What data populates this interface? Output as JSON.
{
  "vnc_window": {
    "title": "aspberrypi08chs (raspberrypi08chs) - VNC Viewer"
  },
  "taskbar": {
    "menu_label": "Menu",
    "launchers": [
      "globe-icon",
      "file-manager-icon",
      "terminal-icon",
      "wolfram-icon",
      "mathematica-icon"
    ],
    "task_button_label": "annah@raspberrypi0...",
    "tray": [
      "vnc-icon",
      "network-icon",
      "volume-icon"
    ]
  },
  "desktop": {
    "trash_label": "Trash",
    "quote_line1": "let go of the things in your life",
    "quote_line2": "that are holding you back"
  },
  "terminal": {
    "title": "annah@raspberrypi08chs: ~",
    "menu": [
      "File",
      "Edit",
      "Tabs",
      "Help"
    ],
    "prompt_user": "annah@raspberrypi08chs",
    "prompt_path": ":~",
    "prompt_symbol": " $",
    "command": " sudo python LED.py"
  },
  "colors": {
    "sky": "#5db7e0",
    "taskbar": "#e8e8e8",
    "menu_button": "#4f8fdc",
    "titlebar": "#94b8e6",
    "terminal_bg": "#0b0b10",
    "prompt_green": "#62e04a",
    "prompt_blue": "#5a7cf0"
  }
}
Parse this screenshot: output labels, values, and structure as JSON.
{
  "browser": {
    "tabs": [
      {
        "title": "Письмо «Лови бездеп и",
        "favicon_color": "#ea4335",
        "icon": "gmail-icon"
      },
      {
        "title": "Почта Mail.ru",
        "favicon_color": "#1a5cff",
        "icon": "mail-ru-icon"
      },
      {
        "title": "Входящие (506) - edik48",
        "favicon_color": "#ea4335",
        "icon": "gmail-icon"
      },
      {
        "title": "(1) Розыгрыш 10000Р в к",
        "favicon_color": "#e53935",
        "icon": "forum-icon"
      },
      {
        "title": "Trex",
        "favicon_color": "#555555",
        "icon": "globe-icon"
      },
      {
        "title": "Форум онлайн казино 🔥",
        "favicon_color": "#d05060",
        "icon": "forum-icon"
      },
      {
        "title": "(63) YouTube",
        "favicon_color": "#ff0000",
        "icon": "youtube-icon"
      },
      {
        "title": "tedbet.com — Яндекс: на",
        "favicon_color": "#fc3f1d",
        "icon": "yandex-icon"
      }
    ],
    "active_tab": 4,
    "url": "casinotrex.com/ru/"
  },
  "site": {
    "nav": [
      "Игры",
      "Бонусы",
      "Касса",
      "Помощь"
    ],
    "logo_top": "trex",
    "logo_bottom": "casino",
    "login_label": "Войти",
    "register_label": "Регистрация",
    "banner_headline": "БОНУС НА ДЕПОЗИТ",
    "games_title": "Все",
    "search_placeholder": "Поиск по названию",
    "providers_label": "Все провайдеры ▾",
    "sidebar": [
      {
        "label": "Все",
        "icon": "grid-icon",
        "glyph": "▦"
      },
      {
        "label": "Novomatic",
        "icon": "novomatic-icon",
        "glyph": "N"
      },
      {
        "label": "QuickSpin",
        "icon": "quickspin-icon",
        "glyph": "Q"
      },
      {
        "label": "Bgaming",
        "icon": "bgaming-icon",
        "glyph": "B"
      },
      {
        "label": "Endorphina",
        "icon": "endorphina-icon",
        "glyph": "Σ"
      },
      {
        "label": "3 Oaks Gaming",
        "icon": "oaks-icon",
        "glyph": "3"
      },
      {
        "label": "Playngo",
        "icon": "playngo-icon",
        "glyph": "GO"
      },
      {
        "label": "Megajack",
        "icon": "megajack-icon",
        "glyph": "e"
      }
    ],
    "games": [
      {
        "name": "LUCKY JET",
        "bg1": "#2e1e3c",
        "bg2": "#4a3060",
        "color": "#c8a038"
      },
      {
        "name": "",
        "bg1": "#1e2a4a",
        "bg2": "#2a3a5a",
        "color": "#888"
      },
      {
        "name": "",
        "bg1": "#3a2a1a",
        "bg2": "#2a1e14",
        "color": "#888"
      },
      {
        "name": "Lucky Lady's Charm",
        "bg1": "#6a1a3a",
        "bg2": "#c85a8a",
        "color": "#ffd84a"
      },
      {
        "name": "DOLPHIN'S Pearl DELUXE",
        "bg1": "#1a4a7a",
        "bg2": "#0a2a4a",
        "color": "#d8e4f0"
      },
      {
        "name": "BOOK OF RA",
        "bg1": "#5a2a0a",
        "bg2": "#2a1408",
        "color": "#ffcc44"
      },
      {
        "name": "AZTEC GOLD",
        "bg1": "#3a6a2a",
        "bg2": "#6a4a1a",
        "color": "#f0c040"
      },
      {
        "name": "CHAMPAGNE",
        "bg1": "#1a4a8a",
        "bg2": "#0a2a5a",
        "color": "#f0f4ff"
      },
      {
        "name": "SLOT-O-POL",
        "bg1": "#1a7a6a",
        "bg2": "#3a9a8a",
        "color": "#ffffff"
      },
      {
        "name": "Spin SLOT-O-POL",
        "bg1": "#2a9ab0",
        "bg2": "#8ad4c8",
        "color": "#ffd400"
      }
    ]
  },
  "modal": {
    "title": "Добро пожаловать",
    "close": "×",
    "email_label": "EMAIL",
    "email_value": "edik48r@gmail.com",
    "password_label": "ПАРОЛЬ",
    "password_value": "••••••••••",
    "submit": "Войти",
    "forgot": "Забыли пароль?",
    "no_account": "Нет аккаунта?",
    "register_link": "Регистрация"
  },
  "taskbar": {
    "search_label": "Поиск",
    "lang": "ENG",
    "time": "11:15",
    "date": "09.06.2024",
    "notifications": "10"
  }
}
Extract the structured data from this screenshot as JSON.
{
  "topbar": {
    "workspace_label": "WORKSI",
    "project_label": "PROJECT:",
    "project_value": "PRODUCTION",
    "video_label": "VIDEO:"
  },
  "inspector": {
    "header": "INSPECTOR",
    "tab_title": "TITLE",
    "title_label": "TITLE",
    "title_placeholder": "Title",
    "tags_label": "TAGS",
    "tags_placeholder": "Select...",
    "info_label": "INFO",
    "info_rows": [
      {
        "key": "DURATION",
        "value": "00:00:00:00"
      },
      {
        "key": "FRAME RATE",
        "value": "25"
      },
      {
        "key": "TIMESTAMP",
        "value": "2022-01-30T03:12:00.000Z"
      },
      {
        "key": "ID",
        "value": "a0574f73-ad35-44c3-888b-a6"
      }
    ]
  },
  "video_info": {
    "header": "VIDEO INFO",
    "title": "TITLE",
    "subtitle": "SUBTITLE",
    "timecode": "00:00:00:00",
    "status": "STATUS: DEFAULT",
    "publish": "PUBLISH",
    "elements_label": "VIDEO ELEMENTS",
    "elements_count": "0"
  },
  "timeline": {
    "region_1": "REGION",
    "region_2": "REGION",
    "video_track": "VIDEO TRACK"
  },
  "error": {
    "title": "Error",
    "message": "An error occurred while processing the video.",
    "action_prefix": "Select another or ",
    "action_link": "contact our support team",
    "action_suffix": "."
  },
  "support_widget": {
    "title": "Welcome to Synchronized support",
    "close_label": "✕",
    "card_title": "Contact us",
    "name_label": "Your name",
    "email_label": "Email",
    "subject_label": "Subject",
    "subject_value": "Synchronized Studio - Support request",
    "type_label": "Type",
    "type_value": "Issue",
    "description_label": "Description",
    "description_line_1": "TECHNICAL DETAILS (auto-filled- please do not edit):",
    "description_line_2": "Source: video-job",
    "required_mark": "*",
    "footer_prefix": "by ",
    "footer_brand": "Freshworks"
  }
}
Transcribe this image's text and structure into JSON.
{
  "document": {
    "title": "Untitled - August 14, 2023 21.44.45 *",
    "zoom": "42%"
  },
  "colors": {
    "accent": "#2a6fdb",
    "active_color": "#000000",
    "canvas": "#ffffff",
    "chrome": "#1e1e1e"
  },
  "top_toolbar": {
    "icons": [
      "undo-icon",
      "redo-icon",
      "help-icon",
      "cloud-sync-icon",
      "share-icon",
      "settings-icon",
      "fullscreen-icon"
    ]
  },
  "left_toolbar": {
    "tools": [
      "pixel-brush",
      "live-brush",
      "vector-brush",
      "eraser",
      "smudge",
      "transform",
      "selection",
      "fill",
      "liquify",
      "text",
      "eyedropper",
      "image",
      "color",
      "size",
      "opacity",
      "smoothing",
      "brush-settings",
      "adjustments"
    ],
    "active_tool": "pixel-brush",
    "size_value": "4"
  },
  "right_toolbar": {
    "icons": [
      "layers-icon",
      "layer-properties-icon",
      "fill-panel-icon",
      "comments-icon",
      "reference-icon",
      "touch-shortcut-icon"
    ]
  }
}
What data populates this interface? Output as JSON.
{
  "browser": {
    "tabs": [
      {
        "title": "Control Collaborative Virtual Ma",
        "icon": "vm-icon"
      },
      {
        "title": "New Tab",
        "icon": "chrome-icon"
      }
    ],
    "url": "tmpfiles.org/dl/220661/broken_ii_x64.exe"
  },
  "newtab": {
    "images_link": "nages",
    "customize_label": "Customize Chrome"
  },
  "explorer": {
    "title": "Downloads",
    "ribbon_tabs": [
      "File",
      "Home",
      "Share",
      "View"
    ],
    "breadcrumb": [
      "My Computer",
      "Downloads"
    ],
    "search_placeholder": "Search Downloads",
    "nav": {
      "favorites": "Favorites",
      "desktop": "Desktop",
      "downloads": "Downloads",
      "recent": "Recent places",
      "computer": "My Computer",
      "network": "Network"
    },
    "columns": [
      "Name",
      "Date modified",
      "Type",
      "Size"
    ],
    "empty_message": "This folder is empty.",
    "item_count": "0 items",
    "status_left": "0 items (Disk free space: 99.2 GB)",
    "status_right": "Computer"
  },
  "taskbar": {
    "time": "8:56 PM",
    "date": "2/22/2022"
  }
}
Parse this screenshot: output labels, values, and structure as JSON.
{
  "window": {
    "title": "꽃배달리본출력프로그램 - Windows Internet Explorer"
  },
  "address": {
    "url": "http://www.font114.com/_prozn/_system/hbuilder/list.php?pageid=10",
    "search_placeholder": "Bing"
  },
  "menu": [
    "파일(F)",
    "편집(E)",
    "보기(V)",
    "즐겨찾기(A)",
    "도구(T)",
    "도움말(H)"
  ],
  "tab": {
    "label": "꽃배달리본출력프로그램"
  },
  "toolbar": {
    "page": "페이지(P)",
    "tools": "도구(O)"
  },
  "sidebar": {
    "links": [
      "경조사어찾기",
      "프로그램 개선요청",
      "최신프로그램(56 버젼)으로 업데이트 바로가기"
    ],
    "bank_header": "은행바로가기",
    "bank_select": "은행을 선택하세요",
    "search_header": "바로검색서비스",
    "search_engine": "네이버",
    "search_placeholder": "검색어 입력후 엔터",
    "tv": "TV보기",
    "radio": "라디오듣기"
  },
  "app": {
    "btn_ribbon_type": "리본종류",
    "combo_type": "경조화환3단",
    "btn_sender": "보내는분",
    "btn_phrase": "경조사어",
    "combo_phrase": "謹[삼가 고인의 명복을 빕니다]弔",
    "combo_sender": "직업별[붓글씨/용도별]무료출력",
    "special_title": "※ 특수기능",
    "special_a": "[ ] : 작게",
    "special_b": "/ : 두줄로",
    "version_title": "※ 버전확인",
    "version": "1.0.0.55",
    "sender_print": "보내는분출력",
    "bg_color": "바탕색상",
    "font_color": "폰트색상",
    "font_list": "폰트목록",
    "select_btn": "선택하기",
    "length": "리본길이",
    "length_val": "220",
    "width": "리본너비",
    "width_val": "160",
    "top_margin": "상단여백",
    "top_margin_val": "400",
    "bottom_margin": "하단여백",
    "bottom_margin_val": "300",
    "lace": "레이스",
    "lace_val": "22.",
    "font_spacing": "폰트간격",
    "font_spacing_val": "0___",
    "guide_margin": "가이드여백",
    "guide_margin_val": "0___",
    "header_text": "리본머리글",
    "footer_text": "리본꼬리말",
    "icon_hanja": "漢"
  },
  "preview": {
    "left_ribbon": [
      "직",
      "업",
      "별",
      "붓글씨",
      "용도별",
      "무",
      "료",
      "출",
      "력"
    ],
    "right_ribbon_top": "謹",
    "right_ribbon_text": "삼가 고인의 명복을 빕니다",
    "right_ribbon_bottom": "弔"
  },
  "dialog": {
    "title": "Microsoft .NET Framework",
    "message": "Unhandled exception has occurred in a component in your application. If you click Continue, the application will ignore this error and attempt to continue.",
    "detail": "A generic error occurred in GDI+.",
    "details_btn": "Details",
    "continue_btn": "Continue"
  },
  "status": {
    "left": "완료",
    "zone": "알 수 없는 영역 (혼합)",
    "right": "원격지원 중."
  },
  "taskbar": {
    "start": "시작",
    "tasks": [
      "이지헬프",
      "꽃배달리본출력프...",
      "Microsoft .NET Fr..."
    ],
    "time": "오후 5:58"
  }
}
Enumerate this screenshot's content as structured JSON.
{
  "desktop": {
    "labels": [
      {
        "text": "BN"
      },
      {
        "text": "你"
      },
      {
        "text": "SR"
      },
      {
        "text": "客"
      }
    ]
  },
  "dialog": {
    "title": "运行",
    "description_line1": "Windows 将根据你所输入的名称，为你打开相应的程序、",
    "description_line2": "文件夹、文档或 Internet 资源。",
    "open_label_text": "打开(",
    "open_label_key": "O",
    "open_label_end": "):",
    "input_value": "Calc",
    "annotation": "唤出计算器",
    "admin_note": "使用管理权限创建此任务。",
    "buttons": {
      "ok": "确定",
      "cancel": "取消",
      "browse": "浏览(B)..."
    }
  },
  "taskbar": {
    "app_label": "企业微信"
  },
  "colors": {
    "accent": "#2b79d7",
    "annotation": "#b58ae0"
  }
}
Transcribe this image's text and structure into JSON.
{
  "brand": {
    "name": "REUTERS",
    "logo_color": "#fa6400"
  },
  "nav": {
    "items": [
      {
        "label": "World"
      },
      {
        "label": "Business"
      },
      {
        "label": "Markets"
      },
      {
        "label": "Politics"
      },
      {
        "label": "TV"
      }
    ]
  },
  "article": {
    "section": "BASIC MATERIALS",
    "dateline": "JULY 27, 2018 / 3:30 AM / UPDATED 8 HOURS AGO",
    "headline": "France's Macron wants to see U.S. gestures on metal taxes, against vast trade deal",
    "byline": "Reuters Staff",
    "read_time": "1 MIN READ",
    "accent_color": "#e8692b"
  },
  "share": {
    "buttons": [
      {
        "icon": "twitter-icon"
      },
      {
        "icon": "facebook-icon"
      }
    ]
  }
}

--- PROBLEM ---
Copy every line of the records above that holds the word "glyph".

--- OUTPUT FOR THIS TASK ---
        "glyph": "▦"
        "glyph": "N"
        "glyph": "Q"
        "glyph": "B"
        "glyph": "Σ"
        "glyph": "3"
        "glyph": "GO"
        "glyph": "e"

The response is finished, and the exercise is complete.